"This is a virtually all-encompassing catalogue of complaints about life in the modern world. And it is the view of life typically promoted at Waldorf schools: Everything in the modern world is horrid. Humankind has gone wholly off track — except us, here, in our lovely, superior, little cultic community.
"Steiner said that Anthroposophy is meant to be a balm for tortured souls. He spoke of '[T]he longing human soul in its yearning, tormented emptiness' [THE SPIRITUAL HIERARCHIES AND THE PHYSICAL WORLD: Reality and Illusion, p. 224] and he offered his system as an antidote to suffering: '[W]e may point to spiritual science as a bearer of the redemption of human longing ... [S]piritual science now provides what tempestuous but also woeful human beings have sought for a long time.' [Ibid., p. 231].
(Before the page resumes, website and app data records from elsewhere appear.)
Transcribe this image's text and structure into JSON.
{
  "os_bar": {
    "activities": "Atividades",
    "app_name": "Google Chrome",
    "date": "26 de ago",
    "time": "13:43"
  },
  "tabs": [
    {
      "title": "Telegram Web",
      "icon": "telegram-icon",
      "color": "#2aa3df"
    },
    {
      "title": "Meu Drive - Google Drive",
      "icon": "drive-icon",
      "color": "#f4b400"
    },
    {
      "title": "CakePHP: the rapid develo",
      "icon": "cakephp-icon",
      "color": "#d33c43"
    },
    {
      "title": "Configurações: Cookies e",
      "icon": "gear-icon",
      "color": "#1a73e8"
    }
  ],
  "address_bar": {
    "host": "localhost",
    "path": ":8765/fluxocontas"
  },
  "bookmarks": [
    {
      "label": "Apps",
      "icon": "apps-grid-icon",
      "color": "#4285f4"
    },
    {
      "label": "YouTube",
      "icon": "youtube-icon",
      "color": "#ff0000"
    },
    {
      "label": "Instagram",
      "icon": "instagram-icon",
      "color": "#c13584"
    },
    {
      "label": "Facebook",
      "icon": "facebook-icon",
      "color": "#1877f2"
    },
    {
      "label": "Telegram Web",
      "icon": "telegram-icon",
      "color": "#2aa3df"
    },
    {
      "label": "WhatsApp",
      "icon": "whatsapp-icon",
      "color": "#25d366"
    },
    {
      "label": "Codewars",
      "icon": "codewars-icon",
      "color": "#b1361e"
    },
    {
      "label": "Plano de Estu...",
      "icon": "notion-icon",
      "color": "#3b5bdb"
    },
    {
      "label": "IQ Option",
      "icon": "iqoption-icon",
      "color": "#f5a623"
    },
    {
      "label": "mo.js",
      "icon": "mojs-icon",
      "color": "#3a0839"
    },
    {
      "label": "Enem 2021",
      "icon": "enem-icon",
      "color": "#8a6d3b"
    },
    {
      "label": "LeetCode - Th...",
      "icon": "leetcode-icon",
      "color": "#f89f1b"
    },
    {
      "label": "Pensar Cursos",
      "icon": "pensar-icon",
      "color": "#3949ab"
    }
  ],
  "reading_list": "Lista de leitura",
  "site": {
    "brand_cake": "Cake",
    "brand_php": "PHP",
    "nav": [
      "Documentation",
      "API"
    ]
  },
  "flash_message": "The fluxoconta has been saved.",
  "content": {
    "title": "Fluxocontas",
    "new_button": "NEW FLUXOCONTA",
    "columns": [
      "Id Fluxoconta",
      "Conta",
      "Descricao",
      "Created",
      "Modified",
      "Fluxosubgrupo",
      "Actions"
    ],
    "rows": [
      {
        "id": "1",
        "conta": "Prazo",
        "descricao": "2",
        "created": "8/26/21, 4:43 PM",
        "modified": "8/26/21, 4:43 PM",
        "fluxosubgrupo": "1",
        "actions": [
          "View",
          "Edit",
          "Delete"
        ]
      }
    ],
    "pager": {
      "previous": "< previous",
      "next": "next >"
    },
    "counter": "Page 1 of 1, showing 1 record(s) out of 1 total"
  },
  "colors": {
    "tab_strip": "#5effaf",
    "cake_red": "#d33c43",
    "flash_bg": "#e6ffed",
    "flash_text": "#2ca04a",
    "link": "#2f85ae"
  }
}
"The mean-spiritedness that we so often find in Anthroposophists’ messages derives, at least in part, from pain. We should be sympathetic — although this can be hard when the nastiness is directed at us individually. I myself have (gasp!) not always been utterly Christlike in my responses to attacks directed at my sweet self. But I do try to remind myself sometimes that every Anthroposophist I have ever known has been a good person, or has aspired to be a good person, and the suffering these good persons have inflicted can often be attributed to the suffering they either feel or desperately try to deny.
"- Roger" [1-5-2011 http://groups.yahoo.com/group/waldorf-critics/message/22228]
To visit other pages in this section of Waldorf Watch, use the underlined links, below.
If you'd like more information about any of the topics discussed here,
you might begin by consulting the following resources:
THE SEMI-STEINER DICTIONARY
THE BRIEF WALDORF / STEINER ENCYCLOPEDIA
WALDORF WATCH INDEX
WALDORF WATCH TABLE OF CONTENTS
[R. R., 2013.]